===== Material for this exercise =====
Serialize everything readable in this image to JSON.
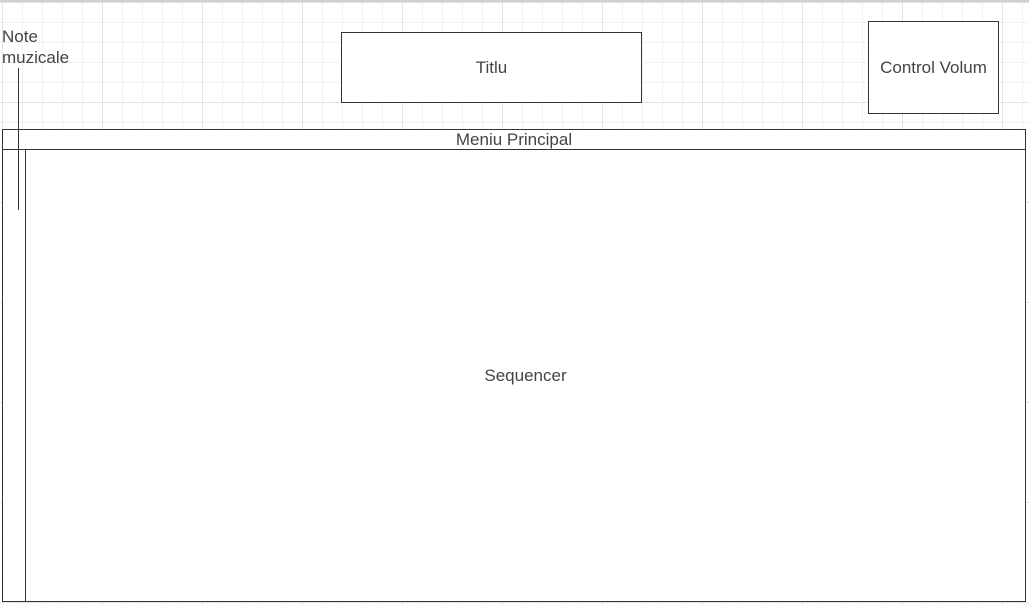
{
  "diagram": {
    "title_box": "Titlu",
    "volume_box": "Control Volum",
    "menu_bar": "Meniu Principal",
    "sequencer": "Sequencer",
    "notes_label": "Note\nmuzicale"
  },
  "colors": {
    "stroke": "#333333",
    "text": "#444444",
    "grid": "#e2e2e2",
    "background": "#ffffff"
  }
}
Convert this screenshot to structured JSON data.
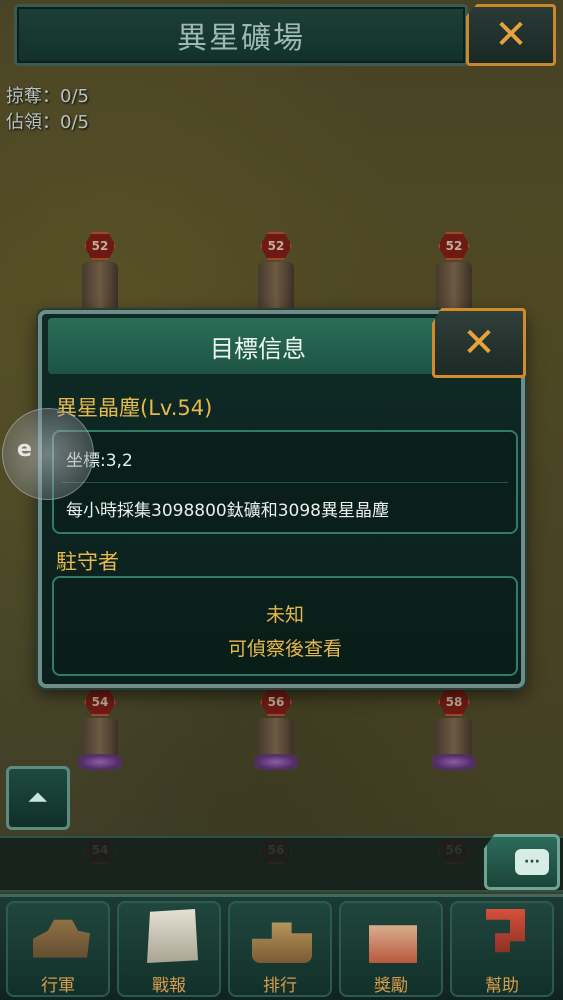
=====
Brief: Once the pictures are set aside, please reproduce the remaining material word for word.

Solved exercise:
Serialize everything readable in this image to JSON.
{
  "diagram": {
    "title_box": "Titlu",
    "volume_box": "Control Volum",
    "menu_bar": "Meniu Principal",
    "sequencer": "Sequencer",
    "notes_label": "Note\nmuzicale"
  },
  "colors": {
    "stroke": "#333333",
    "text": "#444444",
    "grid": "#e2e2e2",
    "background": "#ffffff"
  }
}
Convert this screenshot to structured JSON data.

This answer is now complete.